Grub Control at Seeding
Seeding is occurring and will continue over the next few weeks. Many growers are accustomed to applying imidacloprid (Admire/Alias) at seeding to control grubs. A reminder that this product will no longer be registered for this purpose on ginseng after May 19, 2025. There are many growers that do not apply Admire at seeding and report minimal issues with grubs. It appears that grub issues can be patchy and major issues may only occur under certain production practices. Fumigating prior to the egg-laying period of European chafer adults in mid- to late-June will prevent control of the eggs and early instar grubs. Weedy fields between fumigation and seeding may entice egg-laying in the fields.
Since growers will have no options for management of this pest after May 19, 2025, now is the time to determine how much benefit the insecticide application is providing and look for alternative methods (e.g. adjusting fumigation timing, weed management) to manage the pest. Consider leaving a section of the field untreated to help determine what impact the insecticide is having in the field.
Root Disease Management
Root phytophthora will progress as long as the soil remains moist and soil temperatures are above the minimum for the fungus (around 7°C). Progression will be slow when soil temperatures drop below around 15°C. Some progression of the disease can be expected to continue until mid-October and this is not influenced by the state of the tops. Even when the tops are dead, the fungus can still progress.
Cylindrocarpon root rot can accelerate under cool soil conditions. Most of the disease development appears to occur in the fall and spring when ginseng is not actively growing because of its preference for cool temperatures.
Continue to monitor for and manage these two root diseases in the fall.
Foliar Disease Management
Alternaria is still a major risk in late summer, but the consequences of the disease are lower at this time of year, since the tops will be senescing anyway over the next month, and as a result, the lost yield potential from leaf death is lower. However, outbreaks late in the summer can result in increased inoculum that is available to start new infections in the spring.

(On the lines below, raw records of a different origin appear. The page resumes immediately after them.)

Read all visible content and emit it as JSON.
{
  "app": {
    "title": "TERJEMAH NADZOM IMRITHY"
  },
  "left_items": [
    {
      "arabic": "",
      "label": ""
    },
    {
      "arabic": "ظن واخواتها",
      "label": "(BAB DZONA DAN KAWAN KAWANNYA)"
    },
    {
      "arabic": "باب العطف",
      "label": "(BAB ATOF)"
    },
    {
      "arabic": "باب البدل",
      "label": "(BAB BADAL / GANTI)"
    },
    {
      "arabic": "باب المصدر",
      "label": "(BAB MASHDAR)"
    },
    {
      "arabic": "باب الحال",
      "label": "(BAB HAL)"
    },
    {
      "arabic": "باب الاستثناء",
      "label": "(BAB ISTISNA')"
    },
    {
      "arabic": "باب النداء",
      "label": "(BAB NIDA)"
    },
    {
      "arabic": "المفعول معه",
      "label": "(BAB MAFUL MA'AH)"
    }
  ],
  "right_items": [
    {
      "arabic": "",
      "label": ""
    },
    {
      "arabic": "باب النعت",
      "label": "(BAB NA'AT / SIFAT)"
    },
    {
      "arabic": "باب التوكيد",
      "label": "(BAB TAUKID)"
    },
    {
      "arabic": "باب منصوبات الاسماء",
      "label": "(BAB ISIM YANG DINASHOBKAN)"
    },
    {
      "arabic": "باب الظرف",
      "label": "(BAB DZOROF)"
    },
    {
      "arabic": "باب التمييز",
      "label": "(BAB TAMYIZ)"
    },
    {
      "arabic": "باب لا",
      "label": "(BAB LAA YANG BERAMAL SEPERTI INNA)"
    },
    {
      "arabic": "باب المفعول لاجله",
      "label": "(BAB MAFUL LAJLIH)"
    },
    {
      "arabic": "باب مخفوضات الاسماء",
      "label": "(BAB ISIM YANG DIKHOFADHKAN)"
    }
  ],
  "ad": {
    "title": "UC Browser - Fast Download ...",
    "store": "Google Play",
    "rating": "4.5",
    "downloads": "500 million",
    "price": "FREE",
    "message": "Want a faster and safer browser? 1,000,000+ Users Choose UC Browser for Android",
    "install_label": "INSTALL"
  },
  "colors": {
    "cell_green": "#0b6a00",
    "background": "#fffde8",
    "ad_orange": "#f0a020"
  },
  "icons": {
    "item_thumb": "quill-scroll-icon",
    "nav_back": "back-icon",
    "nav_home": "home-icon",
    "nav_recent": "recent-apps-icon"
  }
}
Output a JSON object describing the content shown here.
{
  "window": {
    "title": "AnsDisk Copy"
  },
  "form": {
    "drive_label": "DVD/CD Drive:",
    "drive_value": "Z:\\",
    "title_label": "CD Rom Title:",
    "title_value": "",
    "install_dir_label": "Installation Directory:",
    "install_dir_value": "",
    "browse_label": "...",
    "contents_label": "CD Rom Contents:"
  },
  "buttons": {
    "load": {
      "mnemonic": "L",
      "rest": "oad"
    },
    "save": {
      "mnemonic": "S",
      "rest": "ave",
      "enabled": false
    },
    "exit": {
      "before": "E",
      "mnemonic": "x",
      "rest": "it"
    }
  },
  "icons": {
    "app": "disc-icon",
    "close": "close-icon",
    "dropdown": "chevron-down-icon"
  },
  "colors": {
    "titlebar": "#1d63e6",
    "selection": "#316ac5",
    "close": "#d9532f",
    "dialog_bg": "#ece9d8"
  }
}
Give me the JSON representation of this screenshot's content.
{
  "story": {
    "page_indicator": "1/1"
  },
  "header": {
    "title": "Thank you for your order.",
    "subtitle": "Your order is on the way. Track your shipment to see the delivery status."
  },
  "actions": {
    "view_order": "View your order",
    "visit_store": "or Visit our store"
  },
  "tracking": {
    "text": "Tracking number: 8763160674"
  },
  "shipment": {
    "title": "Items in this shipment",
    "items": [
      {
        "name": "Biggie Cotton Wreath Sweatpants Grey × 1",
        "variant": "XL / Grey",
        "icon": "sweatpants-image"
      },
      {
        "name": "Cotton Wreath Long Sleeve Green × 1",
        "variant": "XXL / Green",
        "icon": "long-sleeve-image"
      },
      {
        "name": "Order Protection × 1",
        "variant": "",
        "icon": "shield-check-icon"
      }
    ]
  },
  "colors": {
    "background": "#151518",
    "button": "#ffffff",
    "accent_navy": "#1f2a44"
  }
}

Botrytis risk is typically low at this time of year but will increase anytime the canopy is damaged by another pest or a weather event (e.g., wind or hail). Unlike Alternaria, Botrytis is an extremely common pest of most crops. As a result, there is minimal added risk from inoculum overwintering on crop debris. It is best to focus on Alternaria at this time of year, and if concerned about Botrytis, apply products that manage both diseases well. Use targeted fungicides for Botrytis alone only if the cost of fungicide application is justified by the potential losses of root growth (i.e., if there are still many weeks of green growth and active photosynthesis ahead).
Last year at the end of August growers were noting significant damage from fall armyworm in rye crops grown ahead of ginseng or as nurse crops in newly seeded gardens. It is important to monitor for this insect pest before damage becomes obvious and it is too late to control them. Coragen can be applied to newly seeded gardens to control armyworm but will only be effective when caterpillars are small (less than 2.5 cm or 1 inch in length). Refer to this previous article for more info.